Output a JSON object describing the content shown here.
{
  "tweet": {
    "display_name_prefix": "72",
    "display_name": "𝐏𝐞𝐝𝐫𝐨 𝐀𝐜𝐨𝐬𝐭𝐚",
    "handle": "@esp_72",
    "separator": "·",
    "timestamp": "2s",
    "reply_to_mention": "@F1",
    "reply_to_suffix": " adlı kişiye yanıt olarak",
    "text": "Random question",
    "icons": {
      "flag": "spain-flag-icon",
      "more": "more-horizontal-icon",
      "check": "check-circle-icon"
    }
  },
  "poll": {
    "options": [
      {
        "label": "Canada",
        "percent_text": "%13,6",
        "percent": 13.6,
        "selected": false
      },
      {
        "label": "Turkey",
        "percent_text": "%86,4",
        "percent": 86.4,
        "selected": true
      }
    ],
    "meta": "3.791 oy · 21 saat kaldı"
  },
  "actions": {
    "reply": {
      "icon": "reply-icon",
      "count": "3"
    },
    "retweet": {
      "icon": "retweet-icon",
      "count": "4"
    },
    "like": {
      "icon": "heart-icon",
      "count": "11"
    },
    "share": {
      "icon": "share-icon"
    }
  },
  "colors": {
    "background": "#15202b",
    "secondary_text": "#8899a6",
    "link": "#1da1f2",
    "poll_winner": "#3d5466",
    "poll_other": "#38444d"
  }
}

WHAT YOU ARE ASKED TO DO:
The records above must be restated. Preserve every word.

ANSWER BOX:
Output a JSON object describing the content shown here.
{
  "tweet": {
    "display_name_prefix": "72",
    "display_name": "𝐏𝐞𝐝𝐫𝐨 𝐀𝐜𝐨𝐬𝐭𝐚",
    "handle": "@esp_72",
    "separator": "·",
    "timestamp": "2s",
    "reply_to_mention": "@F1",
    "reply_to_suffix": " adlı kişiye yanıt olarak",
    "text": "Random question",
    "icons": {
      "flag": "spain-flag-icon",
      "more": "more-horizontal-icon",
      "check": "check-circle-icon"
    }
  },
  "poll": {
    "options": [
      {
        "label": "Canada",
        "percent_text": "%13,6",
        "percent": 13.6,
        "selected": false
      },
      {
        "label": "Turkey",
        "percent_text": "%86,4",
        "percent": 86.4,
        "selected": true
      }
    ],
    "meta": "3.791 oy · 21 saat kaldı"
  },
  "actions": {
    "reply": {
      "icon": "reply-icon",
      "count": "3"
    },
    "retweet": {
      "icon": "retweet-icon",
      "count": "4"
    },
    "like": {
      "icon": "heart-icon",
      "count": "11"
    },
    "share": {
      "icon": "share-icon"
    }
  },
  "colors": {
    "background": "#15202b",
    "secondary_text": "#8899a6",
    "link": "#1da1f2",
    "poll_winner": "#3d5466",
    "poll_other": "#38444d"
  }
}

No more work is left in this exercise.